■ **What you need to do**:
Extract every line below that contains the word "梁段钢筋构造图".

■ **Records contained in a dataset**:
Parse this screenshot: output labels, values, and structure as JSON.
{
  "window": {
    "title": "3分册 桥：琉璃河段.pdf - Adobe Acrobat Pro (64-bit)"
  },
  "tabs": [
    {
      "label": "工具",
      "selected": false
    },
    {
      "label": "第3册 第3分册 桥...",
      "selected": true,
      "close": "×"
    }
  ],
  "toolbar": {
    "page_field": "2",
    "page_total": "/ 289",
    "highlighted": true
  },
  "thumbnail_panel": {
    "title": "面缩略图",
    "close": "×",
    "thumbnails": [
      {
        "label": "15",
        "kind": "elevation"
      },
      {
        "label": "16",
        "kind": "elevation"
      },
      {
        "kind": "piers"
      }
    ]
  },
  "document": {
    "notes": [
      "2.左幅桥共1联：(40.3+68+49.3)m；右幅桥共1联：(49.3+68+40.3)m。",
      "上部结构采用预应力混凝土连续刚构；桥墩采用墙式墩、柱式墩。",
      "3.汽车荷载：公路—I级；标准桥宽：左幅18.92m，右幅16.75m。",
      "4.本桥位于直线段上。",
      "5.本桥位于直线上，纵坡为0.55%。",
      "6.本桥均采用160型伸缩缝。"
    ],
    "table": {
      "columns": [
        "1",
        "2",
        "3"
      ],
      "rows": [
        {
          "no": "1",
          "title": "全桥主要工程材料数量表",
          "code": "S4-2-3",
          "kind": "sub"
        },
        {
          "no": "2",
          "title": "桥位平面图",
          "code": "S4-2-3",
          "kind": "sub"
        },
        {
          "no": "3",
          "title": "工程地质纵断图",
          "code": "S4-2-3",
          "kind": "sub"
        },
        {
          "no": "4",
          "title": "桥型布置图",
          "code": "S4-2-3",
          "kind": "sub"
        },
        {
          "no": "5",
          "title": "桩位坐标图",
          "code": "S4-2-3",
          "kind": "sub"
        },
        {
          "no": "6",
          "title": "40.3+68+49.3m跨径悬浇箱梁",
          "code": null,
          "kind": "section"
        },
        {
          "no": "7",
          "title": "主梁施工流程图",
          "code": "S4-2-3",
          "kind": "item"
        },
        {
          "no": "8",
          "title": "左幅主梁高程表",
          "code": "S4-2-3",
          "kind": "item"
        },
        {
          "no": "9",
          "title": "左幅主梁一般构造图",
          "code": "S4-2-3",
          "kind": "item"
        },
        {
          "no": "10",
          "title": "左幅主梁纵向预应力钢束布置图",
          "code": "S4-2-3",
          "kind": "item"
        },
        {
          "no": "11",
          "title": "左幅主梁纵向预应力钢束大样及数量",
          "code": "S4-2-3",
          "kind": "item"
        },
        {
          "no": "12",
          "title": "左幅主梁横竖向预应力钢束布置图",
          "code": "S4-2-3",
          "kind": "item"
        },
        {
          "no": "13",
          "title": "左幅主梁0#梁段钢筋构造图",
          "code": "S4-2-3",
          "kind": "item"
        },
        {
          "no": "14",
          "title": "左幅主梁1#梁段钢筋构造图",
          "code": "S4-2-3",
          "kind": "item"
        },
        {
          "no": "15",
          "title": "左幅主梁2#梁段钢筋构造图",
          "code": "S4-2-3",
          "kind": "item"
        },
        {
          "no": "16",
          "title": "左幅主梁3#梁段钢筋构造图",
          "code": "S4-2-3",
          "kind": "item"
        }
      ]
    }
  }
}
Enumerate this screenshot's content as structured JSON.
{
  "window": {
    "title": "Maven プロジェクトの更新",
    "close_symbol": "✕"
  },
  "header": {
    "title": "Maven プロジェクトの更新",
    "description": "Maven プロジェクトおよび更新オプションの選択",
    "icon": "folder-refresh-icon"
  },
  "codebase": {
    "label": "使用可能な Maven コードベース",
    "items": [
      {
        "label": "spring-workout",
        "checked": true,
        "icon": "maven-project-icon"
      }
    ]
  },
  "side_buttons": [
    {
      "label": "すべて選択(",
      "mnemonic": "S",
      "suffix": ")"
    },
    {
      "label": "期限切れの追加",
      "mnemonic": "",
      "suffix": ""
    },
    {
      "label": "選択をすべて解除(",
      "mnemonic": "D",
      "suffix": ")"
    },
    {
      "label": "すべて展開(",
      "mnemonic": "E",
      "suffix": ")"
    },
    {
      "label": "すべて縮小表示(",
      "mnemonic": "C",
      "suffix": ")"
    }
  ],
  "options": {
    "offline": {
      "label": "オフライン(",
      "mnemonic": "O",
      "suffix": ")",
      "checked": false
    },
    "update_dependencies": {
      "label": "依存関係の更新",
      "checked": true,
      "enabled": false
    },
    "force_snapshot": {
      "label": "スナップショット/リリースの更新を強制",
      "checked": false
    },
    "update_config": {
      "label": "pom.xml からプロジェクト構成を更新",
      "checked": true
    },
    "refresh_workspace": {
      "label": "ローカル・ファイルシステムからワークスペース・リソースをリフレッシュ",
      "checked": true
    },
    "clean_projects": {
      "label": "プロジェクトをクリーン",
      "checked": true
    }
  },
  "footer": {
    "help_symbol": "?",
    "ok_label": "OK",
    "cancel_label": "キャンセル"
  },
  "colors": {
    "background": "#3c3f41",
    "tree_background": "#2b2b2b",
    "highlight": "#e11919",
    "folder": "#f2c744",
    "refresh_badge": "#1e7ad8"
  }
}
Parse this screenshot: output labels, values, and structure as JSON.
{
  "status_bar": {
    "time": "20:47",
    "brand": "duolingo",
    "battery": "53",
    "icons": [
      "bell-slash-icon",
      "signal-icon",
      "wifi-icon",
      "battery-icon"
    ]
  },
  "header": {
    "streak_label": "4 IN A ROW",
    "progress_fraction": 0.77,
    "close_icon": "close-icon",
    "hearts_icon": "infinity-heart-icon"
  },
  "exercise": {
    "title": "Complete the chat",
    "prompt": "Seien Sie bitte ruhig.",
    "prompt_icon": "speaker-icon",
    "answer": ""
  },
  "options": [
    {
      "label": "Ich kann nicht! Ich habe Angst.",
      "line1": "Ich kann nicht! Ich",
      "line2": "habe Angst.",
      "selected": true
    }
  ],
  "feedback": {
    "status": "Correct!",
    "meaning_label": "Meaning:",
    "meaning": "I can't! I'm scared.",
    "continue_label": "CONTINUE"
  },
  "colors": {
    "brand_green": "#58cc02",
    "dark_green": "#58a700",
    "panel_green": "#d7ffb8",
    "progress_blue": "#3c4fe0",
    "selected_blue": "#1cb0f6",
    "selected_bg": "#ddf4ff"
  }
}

■ **The completed task**:
          "title": "左幅主梁0#梁段钢筋构造图",
          "title": "左幅主梁1#梁段钢筋构造图",
          "title": "左幅主梁2#梁段钢筋构造图",
          "title": "左幅主梁3#梁段钢筋构造图",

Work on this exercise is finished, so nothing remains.